We are still at the point in which the 2008-2009 recession is included in the ten-year dividend and earnings data for any contemplated. If you invest in a stock that had to cut its dividend in the past decade, you cannot act surprised if you find your dividend payment cut during the next recession.
Investment screening is going to become substantially more difficult in 2020, if there is recession before then, in that dividend growth streaks and continuity of distributions for various investments will not include a measuring period of truly challenging economic conditions.
VI. The Best High-Yielder Right Now
Right now, I believe the best high-yield common stock investment is the ADRs for GlaxoSmithKline (GSK). It is estimated that Glaxo will pay out around $2.50 per share in dividends this year (management makes dividend payments as a percentage of earnings, so the exact amount is imprecise to predict). At the current price of $39 per share, we are talking about a starting dividend of 6.4%. It has a seventy-year track record going back to its roots as SmithKline of making dividend payouts, and just bought out Novartis’ share of the joint venture stake for a $14 billion consumer division that included Voltaren Gels for muscle pain, Panadol headache pills, and Sensodyne toothpaste and mouthwash. It has some small-pharma drugs growing at 40% annualized.
It’s been a long slog, but it slowly re-establishing itself as a business that is within hailing distance of Johnson & Johnson in terms of quality. People who have sat there and done nothing but reinvest for the past twenty-five years have found their dividend yield approaching 85%–i.e. a $10,000 investment now pays out $8,500 each year.
The total returns haven’t been as impressive, as the stock has hardly budged. That can change in a hurry though. If GlaxoSmithKline turns out a few nice quarters, and the price of the stock rises to $63, which would not be anything out of the ordinary on a P/E basis, the stock would suddenly have a twenty-five year record of outperforming the S&P 500. In that event, all those dividends reinvested in the $40s would look brilliant as you were issued “free” shares at $39 that are suddenly worth $63, in addition to the increase in the value of your principal as well.

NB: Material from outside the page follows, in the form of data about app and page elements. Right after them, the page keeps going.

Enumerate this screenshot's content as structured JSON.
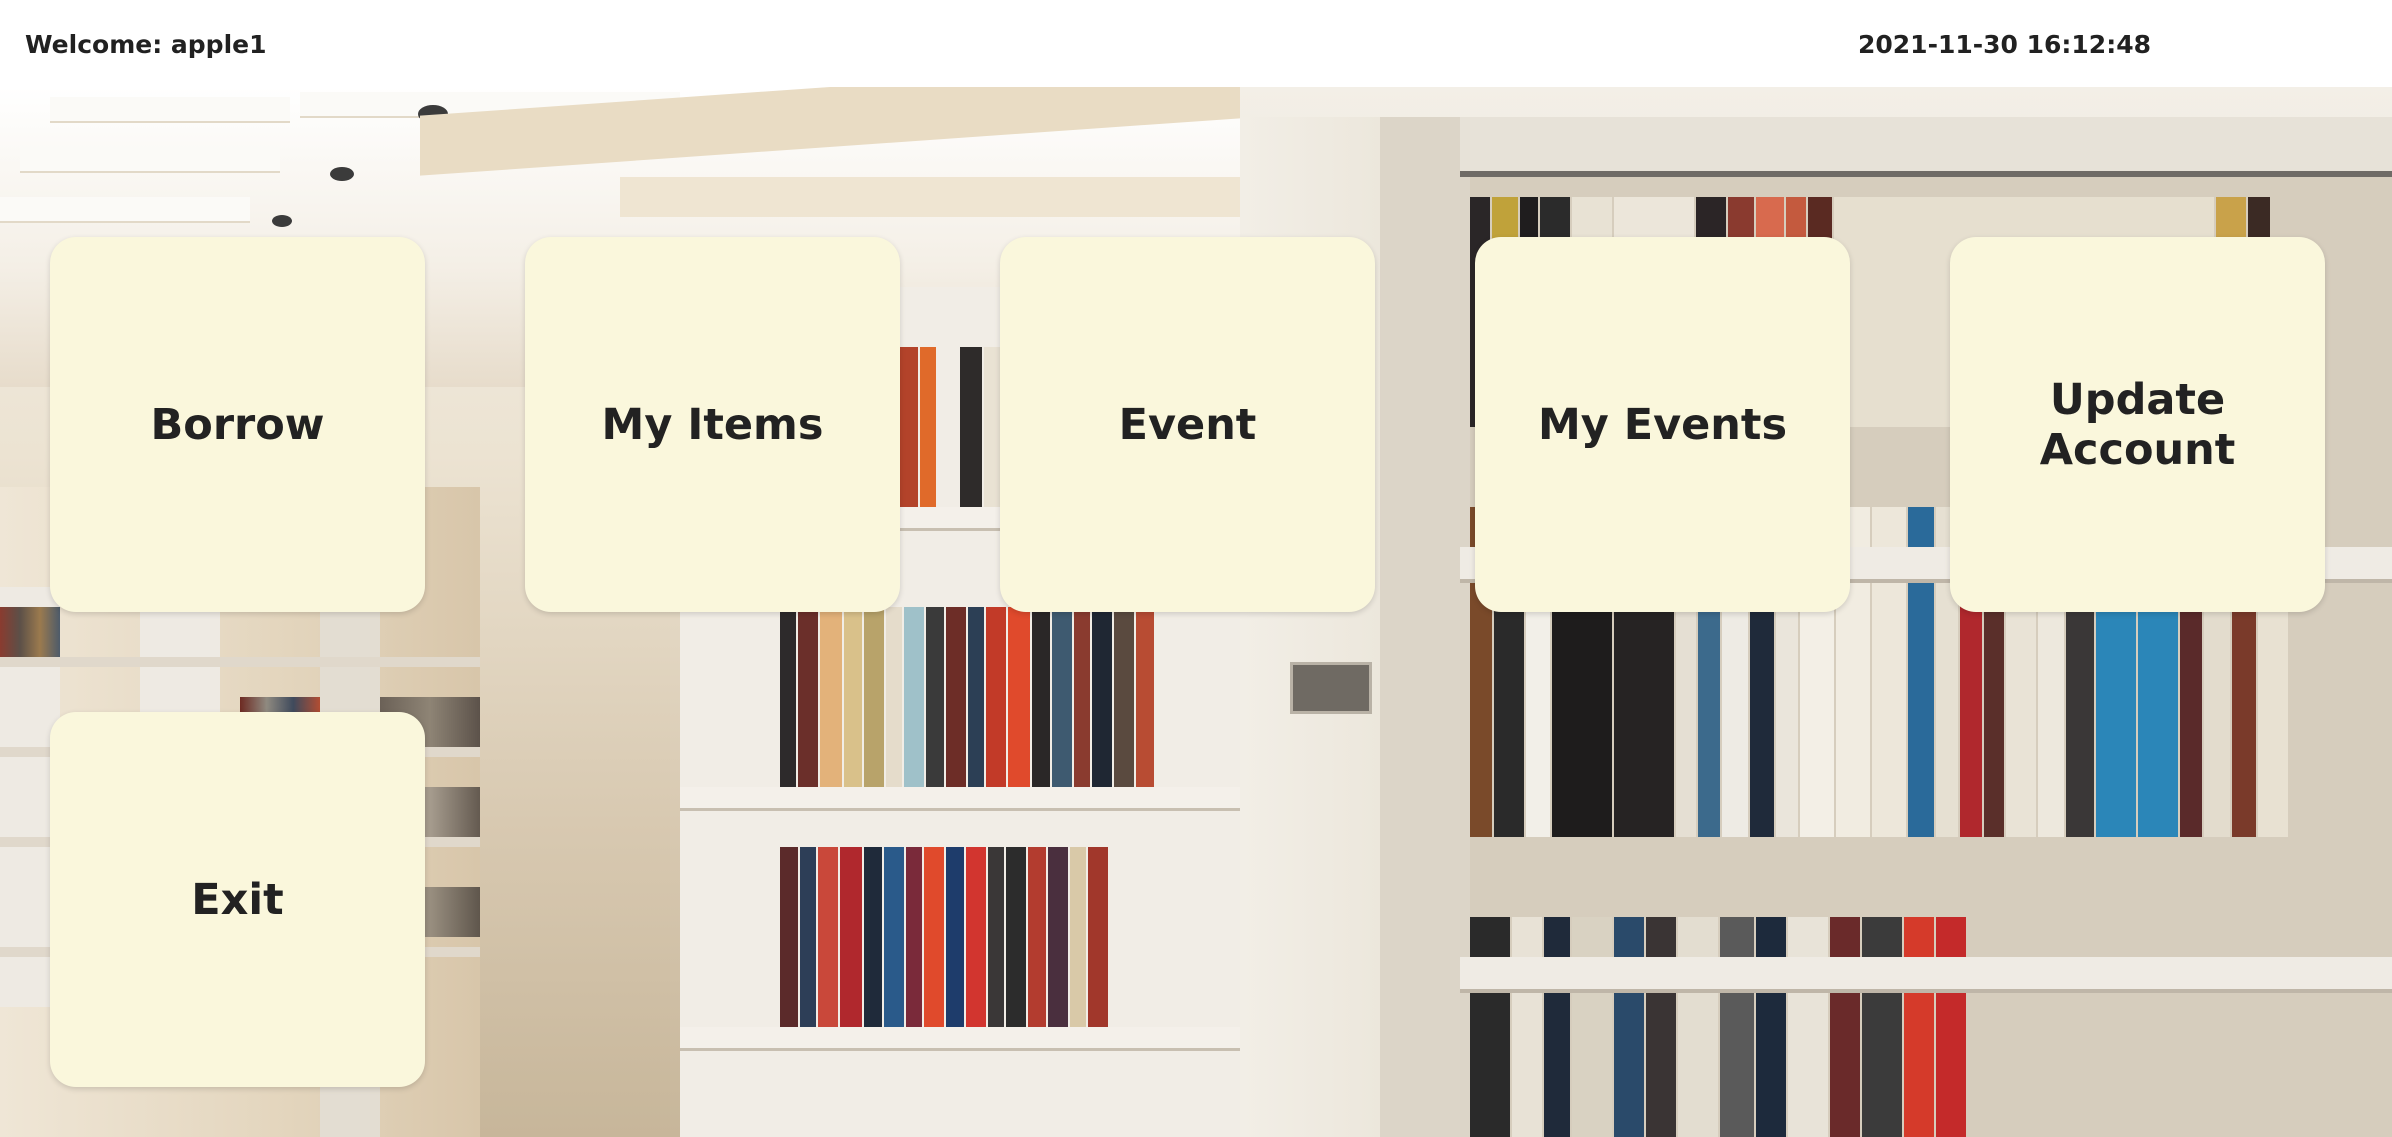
{
  "header": {
    "welcome_text": "Welcome: apple1",
    "datetime": "2021-11-30 16:12:48"
  },
  "menu": {
    "tiles": [
      {
        "label": "Borrow"
      },
      {
        "label": "My Items"
      },
      {
        "label": "Event"
      },
      {
        "label": "My Events"
      },
      {
        "label": "Update Account"
      },
      {
        "label": "Exit"
      }
    ]
  },
  "colors": {
    "tile_background": "#faf7dc",
    "tile_text": "#222222",
    "header_background": "#ffffff"
  }
}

There aren’t many safe and sturdy ways to find a 6.4% dividend yield. Glaxo is one of the few that can blend investment quality with high current income. My expectation is that long-term returns will be in the range of 7-11% annually over the long haul (the wide band is the result of difficulty predicting the future size of various pharma drugs in the company’s portfolio). At a minimum, you should get high current income and general stock market performance, but there is a fair chance you may get high current income and stock market outperformance, and that is why I pay attention to Glaxo.
My personal investing preference for high yield investing is this:
- See if there are any high-income generating pharmaceutical stocks, ideally with a consumer healthcare division, that are trading at a discount.
- See if there are any tobacco stocks trading at a valuation below 14x earnings, as this is the valuation metric in which you get both high income and future outperformance, and are well compensated for regulatory and taxation risk of the sector.
- See if Royal Dutch Shell and BP are yielding over 6.5%, or Exxon Mobil and Chevron are yielding over 4%. These are price points where future success is a likelihood. Exxon is likely one of the best income investments you can make today, and I would choose it ahead of even GlaxoSmithKline if capital appreciation is as important to you as current income.
- See if REITs are yielding over 6% with a manageable debt, and restrict yourself to the excellent management teams of firms like Realty Income and W.P. Carey.
- If all else fails, buy more AT&T.